*What to produce*.
Pick every line from the data that holds the word "kind".
* * *
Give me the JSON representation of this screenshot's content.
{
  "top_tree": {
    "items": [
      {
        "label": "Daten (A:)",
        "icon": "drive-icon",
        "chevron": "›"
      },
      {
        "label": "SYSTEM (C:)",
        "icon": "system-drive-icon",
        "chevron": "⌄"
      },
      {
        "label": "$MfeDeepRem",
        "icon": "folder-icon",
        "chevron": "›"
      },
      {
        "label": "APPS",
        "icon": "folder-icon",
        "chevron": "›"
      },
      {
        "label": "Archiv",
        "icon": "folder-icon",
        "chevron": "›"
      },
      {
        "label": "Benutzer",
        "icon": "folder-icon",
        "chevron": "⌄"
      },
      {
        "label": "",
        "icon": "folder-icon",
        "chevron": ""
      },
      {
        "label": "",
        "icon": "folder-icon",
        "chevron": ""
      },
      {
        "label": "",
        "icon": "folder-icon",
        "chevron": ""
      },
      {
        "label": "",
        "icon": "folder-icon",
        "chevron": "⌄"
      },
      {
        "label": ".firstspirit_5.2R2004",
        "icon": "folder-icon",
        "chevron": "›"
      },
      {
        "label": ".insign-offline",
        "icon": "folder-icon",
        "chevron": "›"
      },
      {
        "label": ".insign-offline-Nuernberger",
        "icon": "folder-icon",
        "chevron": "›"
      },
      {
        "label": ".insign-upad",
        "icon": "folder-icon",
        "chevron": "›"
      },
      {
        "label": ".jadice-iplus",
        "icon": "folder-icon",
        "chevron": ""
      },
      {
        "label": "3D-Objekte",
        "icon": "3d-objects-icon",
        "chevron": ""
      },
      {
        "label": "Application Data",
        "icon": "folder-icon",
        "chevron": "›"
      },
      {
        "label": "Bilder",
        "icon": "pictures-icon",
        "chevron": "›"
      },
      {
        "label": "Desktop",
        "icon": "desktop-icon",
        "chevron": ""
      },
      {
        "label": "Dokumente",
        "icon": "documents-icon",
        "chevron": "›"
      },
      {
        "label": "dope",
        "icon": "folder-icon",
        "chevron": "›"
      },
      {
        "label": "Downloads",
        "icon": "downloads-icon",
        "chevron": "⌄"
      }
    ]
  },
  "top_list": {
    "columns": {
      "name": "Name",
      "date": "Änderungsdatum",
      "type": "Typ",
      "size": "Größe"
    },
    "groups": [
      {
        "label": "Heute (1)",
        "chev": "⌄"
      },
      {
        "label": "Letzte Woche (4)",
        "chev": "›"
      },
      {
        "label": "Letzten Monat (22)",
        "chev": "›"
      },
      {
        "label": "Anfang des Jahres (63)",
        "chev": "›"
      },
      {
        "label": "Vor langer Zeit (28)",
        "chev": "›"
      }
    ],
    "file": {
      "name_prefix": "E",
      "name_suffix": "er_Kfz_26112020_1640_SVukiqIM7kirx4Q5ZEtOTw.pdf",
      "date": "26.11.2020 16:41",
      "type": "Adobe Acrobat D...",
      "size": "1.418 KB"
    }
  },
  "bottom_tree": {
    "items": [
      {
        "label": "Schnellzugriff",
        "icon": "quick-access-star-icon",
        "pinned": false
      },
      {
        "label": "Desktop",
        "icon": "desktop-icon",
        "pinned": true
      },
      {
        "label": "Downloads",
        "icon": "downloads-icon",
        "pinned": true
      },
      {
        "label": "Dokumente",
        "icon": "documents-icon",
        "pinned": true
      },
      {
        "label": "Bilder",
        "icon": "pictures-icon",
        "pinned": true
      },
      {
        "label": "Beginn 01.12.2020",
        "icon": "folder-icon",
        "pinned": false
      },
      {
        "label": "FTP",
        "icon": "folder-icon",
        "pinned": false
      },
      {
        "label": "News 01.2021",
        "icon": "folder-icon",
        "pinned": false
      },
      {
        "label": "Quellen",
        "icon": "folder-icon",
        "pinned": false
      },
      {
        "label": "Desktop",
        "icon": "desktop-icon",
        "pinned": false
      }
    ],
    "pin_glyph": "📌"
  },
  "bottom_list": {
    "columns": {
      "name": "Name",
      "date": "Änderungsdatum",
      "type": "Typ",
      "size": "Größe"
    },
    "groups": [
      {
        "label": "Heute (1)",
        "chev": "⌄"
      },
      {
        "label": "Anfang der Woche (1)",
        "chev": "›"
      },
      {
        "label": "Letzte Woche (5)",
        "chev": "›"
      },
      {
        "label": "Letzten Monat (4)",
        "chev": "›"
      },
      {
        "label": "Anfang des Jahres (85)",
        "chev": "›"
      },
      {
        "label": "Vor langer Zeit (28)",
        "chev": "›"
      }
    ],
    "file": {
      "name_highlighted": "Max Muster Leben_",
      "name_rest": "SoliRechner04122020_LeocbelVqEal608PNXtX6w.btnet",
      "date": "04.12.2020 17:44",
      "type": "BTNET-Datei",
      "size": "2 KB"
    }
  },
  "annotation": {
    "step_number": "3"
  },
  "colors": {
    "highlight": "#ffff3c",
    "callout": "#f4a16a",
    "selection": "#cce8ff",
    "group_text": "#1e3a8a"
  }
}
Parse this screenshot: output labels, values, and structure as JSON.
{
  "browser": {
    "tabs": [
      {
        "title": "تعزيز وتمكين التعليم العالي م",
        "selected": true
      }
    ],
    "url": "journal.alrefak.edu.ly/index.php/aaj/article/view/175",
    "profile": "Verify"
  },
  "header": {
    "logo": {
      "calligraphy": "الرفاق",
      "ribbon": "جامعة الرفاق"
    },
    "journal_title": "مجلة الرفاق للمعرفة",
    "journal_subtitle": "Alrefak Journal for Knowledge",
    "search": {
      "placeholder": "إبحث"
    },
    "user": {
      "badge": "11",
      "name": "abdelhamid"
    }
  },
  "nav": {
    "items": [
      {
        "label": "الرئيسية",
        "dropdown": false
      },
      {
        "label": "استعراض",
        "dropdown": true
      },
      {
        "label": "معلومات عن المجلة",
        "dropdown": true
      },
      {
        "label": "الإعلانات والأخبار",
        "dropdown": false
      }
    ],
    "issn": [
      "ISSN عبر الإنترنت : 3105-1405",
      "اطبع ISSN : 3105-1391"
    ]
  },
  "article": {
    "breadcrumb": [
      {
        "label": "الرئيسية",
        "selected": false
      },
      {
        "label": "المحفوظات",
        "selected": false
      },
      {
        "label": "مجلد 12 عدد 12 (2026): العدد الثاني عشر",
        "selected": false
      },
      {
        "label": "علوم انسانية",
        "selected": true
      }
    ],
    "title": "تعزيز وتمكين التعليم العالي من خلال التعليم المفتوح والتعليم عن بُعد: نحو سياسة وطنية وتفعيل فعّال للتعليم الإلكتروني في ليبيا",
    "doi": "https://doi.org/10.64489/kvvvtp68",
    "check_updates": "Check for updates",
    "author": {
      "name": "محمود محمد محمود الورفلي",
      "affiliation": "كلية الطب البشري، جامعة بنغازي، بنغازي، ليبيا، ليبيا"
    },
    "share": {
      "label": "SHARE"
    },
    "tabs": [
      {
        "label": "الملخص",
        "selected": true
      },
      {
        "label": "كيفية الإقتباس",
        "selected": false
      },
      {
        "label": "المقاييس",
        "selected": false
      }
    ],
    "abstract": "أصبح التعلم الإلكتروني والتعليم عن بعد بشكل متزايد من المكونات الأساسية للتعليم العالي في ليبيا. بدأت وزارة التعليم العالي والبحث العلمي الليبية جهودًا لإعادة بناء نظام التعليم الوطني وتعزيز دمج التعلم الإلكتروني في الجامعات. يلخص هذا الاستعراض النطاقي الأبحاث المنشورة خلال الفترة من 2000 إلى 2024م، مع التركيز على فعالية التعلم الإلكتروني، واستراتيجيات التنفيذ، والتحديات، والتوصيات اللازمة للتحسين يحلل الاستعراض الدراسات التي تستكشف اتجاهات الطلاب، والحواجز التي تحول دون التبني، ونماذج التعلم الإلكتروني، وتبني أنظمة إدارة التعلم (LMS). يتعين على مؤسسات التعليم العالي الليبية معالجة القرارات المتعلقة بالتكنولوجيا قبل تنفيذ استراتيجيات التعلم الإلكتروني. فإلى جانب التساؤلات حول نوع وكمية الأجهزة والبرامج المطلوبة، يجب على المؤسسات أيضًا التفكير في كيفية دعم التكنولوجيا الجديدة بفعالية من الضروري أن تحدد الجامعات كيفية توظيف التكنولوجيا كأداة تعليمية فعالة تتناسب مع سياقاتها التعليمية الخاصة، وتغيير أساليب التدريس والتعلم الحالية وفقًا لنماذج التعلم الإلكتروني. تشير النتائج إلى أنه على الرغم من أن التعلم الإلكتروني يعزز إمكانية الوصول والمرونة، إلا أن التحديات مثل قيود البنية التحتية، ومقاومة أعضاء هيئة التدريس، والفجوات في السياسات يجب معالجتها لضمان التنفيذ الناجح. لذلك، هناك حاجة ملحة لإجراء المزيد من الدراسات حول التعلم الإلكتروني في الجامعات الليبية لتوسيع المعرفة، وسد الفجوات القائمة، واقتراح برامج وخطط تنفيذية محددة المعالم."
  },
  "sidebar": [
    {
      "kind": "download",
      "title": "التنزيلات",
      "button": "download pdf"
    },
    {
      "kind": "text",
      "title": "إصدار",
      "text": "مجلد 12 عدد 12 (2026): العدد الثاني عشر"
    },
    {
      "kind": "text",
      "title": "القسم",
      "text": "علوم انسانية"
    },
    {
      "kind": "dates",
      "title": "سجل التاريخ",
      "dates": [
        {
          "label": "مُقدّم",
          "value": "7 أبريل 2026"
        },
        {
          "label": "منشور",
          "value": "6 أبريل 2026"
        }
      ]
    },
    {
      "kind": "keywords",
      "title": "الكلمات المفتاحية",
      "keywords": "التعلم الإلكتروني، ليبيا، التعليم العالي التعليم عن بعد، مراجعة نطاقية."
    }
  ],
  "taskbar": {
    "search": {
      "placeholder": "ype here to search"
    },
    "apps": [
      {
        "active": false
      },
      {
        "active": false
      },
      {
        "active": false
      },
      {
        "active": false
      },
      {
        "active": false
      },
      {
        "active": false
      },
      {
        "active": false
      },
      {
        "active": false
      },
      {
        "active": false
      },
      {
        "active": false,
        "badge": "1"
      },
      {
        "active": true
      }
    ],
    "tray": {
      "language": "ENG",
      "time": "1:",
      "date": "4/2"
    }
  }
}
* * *
*Answer to this exercise*.
      "kind": "download",
      "kind": "text",
      "kind": "text",
      "kind": "dates",
      "kind": "keywords",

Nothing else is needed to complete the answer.